EXERCISE DETAILS
Copy each line of the records that holds the string "this".

Website and app data records
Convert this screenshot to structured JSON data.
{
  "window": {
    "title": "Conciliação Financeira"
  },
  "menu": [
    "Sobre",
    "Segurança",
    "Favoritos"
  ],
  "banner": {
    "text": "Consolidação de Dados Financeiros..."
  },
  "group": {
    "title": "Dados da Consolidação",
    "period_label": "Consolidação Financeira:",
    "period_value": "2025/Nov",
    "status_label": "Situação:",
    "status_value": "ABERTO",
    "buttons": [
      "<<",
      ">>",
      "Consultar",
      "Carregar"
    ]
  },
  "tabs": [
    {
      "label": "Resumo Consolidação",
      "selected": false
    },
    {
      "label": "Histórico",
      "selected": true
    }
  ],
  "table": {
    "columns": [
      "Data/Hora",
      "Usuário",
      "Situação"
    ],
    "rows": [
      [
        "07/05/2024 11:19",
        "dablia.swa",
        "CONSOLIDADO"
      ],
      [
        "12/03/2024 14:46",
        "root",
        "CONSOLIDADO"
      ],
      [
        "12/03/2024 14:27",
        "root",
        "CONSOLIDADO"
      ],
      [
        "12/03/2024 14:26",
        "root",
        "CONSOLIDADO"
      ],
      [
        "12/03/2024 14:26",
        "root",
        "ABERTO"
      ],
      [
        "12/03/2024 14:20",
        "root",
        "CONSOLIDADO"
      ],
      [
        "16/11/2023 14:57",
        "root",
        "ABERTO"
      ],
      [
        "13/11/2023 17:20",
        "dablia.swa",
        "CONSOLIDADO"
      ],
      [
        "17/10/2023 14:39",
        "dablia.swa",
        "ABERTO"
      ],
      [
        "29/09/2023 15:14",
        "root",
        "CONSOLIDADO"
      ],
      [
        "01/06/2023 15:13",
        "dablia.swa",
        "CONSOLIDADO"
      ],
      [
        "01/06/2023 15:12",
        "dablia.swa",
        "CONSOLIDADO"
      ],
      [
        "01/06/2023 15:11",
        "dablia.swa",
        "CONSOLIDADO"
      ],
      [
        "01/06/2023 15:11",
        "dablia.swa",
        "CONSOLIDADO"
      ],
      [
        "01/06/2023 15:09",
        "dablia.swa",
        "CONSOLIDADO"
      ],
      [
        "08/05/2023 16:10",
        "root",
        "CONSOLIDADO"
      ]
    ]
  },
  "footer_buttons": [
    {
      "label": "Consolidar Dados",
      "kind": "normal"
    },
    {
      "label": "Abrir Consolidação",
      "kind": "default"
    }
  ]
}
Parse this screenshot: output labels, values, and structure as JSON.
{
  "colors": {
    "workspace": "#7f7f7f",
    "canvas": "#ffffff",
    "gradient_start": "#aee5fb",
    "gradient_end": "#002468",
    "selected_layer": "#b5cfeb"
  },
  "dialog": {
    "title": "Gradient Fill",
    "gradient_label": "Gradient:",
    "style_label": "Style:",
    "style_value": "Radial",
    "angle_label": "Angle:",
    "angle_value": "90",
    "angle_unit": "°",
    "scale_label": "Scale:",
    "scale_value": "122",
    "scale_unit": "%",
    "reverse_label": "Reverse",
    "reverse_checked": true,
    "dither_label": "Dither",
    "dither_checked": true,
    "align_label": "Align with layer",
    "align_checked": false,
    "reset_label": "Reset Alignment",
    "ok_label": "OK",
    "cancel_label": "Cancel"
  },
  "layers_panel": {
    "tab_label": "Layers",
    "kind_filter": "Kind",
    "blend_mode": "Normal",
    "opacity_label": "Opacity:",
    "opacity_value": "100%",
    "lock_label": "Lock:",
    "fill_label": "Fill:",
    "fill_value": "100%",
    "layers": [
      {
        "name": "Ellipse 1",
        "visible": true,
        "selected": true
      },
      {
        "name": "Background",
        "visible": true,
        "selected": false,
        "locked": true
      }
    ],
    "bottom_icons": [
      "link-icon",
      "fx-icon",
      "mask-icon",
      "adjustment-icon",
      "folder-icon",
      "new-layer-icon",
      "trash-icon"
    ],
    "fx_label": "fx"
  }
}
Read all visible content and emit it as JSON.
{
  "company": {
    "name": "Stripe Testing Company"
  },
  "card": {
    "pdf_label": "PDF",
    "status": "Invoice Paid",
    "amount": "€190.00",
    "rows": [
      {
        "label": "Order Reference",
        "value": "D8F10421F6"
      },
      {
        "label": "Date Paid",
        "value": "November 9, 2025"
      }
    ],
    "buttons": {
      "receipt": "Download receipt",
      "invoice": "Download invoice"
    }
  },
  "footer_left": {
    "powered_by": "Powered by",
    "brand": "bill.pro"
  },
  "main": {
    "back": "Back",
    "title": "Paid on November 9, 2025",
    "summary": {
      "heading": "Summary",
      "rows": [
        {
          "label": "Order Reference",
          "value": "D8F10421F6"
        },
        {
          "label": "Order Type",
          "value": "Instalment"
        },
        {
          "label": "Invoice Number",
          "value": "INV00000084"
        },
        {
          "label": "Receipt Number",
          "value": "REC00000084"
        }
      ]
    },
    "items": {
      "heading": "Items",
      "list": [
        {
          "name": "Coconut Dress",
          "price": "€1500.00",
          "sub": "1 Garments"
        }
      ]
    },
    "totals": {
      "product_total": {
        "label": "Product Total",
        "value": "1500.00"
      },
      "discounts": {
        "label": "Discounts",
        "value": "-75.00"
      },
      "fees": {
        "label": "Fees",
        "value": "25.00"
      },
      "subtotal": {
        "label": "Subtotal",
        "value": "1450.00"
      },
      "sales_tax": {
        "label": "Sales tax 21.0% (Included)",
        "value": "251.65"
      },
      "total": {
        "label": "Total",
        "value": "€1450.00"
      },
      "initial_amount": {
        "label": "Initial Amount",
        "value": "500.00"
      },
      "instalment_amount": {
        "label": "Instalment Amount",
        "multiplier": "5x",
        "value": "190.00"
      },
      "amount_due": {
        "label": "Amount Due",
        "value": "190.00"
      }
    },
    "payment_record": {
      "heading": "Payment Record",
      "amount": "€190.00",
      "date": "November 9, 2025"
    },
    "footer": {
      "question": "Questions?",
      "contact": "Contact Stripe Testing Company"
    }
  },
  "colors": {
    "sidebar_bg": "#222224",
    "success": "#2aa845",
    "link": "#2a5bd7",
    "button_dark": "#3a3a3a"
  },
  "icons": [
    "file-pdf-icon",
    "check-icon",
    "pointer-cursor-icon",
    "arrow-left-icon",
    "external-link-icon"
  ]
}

WRITTEN RESPONSE
Convert this screenshot to structured JSON data.
Parse this screenshot: output labels, values, and structure as JSON.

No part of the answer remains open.